WATER TESTING

The District has an in-house laboratory in which we conduct water quality analyses. The District provides two types of testing, bacteria and chemical. The District is not a certified laboratory and the results provided are for informational purposes only. The analysis results are intended to be representative of the water quality on the day of sampling only, and future samples from the same site may yield different results. The cost for the bacteria test is $5.00 and we also test wells outside the District for a fee of $5.00. The chemical test is free of charge for wells located within Gillespie County. Samples are taken Monday through Thursday only. If a holiday falls within the week, the testing schedule could change so please call before bringing your sample in. The District office is closed during lunch hour.

         Bacteria samples must be received in the District office by 2:00 p.m. due to a time frame for positive/negative reading after 24 hours.

         For a chemical test, please call first to schedule a day to bring in your sample.

Bacteria Test

Individuals may have their water tested for the presence of bacteria to determine whether or not the water is safe. Safe water must not contain any organism that would indicate the presence of disease bacteria. This test requires a special sterilized container which is furnished by the District. Using the correct container and sampling techniques are vital to insuring the accuracy of test results.

Several diseases may be transmitted by unsafe water such as typhoid, paratyphoid, dysentery, amoebic dysentery, hepatitis and cholera. All of these intestinal disorders the microorganisms that cause them to live and grow in the intestines of infected people or warm blooded animals that have the disease. When fecal matter from one of these people or animals gets into the water supply, the pathogens can be transmitted to a well person who may then get the disease. Carelessness in the personal sanitary habits may contribute to the spread of the disease.

Bacteria are the most plentiful of all living organisms. Many bacteria are helpful and even necessary for everyday living, while only a few cause diseases. Both disease causing and helpful bacteria live in the intestines of humans and animals. Disease bacteria are difficult to detect because there are so few of them compared to the helpful ones.

Therefore, testing of water samples is done by using indicator organisms. One of these is the coliform group of bacteria. Coliforms live in the intestinal tracts of animals and humans.

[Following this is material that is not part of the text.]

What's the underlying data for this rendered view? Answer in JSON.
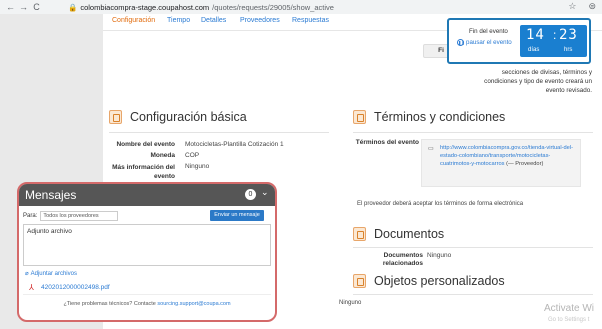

Although these bacteria usually do not cause disease, they do indicate the presence of fecal matter in the water. Whenever fecal matter is present, disease causing bacteria can also be present. Total coliform originates from insects and warm blooded animals. E. Coli originates only from warm blooded animals. So when E. Coli is detected, they indicate that feces from warm blooded animals may have contaminated the water and the possibility that disease causing organisms may be present.

Bacteria Test - Requires a special sterilized container which is furnished by the District.

Sampling Procedure:

  The water can be collected at the well or at the kitchen faucet.

  Sterilize the inside of the faucet head with a match to kill any bacteria or disinfect the faucet with alcohol (if you have a screen on the faucet, remove it first).

  Let the water run for a few minutes prior to collecting the sample.

  DO NOT rinse the white powder out of the bottle.

  Be careful not to touch the inside of the container with your fingers.

  Fill the container to the fill line.

The sample should be brought to the District office within 6 hours of collection.

Chemical Test: Call the District office at 830-997-4472 first to schedule a day to bring in your sample to be analyzed.

Individuals may have their water tested for other constituents such as Hardness, Sulfate, Chloride, Nitrate, and Iron.

Sampling Procedure:

  The water can be collected from the well or kitchen faucet. If you have softened water, collect the water before it goes through the softener.

  The faucet head does not have to be sterilized for a chemical test.

  Let the water run for a few minutes prior to collecting the sample.

  Collect the water in a clean quart container. The container does not need to be sterilized. The sample should be brought to the District office within 6 hours of collection.

  Please note the container the water sample is brought in will be discarded.